What this task involves
Every line with the string "anagrafica" in it belongs in your answer, so copy them all from the data.

-- Extracted material follows --

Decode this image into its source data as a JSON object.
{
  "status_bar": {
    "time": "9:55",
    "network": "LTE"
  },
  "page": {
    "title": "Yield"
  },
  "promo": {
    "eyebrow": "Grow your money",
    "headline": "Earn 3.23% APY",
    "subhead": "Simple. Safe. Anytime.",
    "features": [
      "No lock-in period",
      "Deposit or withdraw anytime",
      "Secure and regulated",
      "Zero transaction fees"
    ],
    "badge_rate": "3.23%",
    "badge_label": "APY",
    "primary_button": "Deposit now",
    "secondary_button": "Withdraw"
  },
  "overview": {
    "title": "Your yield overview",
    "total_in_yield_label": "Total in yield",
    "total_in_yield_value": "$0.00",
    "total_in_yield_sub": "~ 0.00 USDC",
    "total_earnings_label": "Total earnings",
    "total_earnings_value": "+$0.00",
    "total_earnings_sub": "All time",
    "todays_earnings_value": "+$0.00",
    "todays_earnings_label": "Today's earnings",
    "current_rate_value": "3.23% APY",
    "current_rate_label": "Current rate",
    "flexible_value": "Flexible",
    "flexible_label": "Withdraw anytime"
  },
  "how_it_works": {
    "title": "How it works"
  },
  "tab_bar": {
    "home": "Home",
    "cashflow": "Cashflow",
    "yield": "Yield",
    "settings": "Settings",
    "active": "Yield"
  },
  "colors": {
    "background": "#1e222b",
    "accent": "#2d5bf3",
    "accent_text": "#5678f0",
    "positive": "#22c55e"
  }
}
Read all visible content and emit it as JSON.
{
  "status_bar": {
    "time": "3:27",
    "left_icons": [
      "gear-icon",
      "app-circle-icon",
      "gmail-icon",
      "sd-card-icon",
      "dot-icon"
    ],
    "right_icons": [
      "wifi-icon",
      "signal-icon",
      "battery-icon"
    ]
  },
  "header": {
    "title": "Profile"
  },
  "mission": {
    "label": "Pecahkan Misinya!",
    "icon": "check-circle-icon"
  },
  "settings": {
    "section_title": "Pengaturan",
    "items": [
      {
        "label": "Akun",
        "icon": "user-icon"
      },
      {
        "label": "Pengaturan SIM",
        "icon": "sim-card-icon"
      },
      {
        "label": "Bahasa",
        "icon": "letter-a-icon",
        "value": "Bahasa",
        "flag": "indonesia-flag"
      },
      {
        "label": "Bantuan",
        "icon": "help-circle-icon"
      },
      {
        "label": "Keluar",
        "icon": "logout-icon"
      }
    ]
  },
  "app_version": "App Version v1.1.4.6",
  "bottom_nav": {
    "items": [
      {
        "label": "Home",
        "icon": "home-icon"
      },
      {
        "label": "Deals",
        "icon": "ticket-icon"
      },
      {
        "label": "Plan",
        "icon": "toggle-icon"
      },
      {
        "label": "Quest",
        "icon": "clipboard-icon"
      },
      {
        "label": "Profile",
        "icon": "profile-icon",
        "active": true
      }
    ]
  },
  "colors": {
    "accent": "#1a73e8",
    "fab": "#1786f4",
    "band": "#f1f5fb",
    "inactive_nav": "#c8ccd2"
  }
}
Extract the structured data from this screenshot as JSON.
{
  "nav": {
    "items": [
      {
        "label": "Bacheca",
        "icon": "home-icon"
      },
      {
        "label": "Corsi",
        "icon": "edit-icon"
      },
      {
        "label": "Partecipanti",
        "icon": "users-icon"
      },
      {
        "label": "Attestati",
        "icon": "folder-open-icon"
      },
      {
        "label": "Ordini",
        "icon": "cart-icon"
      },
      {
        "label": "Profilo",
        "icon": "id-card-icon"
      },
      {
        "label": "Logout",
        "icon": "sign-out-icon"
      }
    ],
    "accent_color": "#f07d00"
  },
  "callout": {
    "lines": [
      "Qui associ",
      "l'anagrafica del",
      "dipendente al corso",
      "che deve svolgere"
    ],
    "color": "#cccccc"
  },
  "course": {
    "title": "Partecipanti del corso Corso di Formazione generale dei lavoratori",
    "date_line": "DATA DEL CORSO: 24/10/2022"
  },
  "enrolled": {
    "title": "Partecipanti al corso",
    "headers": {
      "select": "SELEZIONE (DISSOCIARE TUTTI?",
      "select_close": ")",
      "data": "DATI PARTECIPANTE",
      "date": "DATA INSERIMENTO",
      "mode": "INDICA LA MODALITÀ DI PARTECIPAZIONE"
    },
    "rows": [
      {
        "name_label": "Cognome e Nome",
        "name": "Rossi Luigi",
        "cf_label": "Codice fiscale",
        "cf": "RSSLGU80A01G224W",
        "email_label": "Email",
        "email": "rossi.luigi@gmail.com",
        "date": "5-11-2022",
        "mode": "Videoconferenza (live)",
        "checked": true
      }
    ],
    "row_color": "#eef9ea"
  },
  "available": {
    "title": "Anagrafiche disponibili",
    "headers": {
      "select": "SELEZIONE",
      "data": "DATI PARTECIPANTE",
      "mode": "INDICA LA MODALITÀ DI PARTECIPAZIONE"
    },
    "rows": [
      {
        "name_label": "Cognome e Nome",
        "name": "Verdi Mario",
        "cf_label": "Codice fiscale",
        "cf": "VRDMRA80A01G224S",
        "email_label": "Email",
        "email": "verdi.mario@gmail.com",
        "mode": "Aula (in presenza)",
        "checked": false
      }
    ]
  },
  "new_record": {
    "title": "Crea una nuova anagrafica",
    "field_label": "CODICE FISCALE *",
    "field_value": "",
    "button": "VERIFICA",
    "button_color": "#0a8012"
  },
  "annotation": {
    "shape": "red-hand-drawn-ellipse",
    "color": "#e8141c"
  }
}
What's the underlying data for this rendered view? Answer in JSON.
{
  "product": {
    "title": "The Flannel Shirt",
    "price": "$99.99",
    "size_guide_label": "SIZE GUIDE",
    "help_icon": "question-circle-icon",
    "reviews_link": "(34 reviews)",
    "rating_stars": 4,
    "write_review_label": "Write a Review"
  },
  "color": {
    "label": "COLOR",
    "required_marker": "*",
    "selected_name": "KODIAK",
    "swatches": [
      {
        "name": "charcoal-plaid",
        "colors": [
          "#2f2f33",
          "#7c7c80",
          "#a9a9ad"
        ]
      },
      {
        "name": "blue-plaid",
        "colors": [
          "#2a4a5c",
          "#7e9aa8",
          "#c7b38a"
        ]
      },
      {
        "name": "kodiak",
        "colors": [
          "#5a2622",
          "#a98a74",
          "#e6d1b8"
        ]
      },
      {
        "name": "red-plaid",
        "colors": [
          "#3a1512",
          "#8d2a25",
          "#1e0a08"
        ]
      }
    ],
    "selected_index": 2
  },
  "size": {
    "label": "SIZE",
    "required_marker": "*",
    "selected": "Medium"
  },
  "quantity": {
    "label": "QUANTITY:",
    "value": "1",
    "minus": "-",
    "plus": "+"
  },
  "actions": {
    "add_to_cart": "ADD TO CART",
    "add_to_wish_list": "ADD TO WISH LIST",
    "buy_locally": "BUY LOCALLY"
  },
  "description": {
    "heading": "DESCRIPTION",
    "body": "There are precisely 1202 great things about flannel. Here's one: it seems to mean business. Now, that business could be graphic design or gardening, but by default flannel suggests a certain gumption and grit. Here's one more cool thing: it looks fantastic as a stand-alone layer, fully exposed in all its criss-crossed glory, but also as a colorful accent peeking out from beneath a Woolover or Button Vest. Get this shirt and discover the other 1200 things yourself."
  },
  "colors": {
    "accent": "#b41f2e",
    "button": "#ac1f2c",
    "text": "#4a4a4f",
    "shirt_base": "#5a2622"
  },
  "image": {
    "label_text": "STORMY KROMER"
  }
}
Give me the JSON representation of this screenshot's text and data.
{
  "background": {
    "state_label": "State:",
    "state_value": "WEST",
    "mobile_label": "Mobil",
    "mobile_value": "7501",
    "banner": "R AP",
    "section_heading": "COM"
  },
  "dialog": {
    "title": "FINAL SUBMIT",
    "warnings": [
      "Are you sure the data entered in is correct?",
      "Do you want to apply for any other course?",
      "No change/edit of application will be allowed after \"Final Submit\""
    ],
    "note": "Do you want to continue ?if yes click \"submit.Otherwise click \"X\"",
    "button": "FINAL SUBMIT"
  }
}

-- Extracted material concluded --

Answer box
      "l'anagrafica del",
    "title": "Crea una nuova anagrafica",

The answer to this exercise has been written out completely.